Working with Barbara Parry, Senior Research Dietician at
the Winchester and Andover Breast Unit, Professor Packham
performed a pilot study in which a small group of breast
cancer survivors, underwent a period of fasting before
eating 80g of watercress (a cereal bowl full) and then
providing a series of blood samples over the next 24 hours.
The research team was able to detect significant levels
of the plant compound PEITC in the blood of the participants
following the watercress meal, and most importantly, could
show that the function of the protein HIF was also
measurably affected in the blood cells of the women.
The two studies, which have been published in the British
Journal of Nutrition and Biochemical Pharmacology, provide
new insight into the potential anti-cancer effects of
watercress, although more work still needs to be done to
determine the direct impact watercress has on decreasing
Watercress Alliance member Dr Steve Rothwell says: “We
are very excited by the outcome of Professor Packham’s work,
which builds on the body of research which supports the idea
that watercress may have an important role to play in
limiting cancer development.”
A summary of the research has been accepted for inclusion
in the Breast Cancer Research Conference which is taking
place in Nottingham from 15 to 17 September.
Breast cancer is the most common cancer in women in the
western world and currently affects approximately 1 in 9
women during their lifetime.
- Sharifah S. Syed Alwi, Breeze E. Cavell, Urvi Telang,
Marilyn E. Morris, Barbara M. Parry, Graham Packham.
In vivo modulation of 4E binding protein 1
(4E-BP1) phosphorylation by watercress: a pilot study.
British Journal of Nutrition, 2010; 1 DOI:

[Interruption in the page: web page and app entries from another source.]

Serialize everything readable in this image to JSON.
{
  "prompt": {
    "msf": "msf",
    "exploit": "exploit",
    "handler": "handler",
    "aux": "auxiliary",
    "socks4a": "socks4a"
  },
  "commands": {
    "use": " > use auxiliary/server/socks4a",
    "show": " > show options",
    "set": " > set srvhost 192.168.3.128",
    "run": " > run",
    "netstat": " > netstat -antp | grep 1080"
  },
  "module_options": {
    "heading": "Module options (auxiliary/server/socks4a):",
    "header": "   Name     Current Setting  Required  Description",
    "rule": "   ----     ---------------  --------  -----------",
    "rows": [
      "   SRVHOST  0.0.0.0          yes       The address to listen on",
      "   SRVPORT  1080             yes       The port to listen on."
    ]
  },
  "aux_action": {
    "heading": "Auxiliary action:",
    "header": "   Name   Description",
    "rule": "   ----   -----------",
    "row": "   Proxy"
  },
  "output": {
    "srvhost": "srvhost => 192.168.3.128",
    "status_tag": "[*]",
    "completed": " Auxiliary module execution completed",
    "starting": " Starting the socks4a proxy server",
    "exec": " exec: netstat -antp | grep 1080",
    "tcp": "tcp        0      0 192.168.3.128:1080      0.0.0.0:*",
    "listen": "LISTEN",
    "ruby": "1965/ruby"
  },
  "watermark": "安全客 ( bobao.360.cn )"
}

- Xiu-Hong Wang, Breeze E. Cavell, Sharifah S. Syed
Alwi, Graham Packham. Inhibition of hypoxia
inducible factor by phenethyl isothiocyanate.
Biochemical Pharmacology, 2009; 78 (3): 261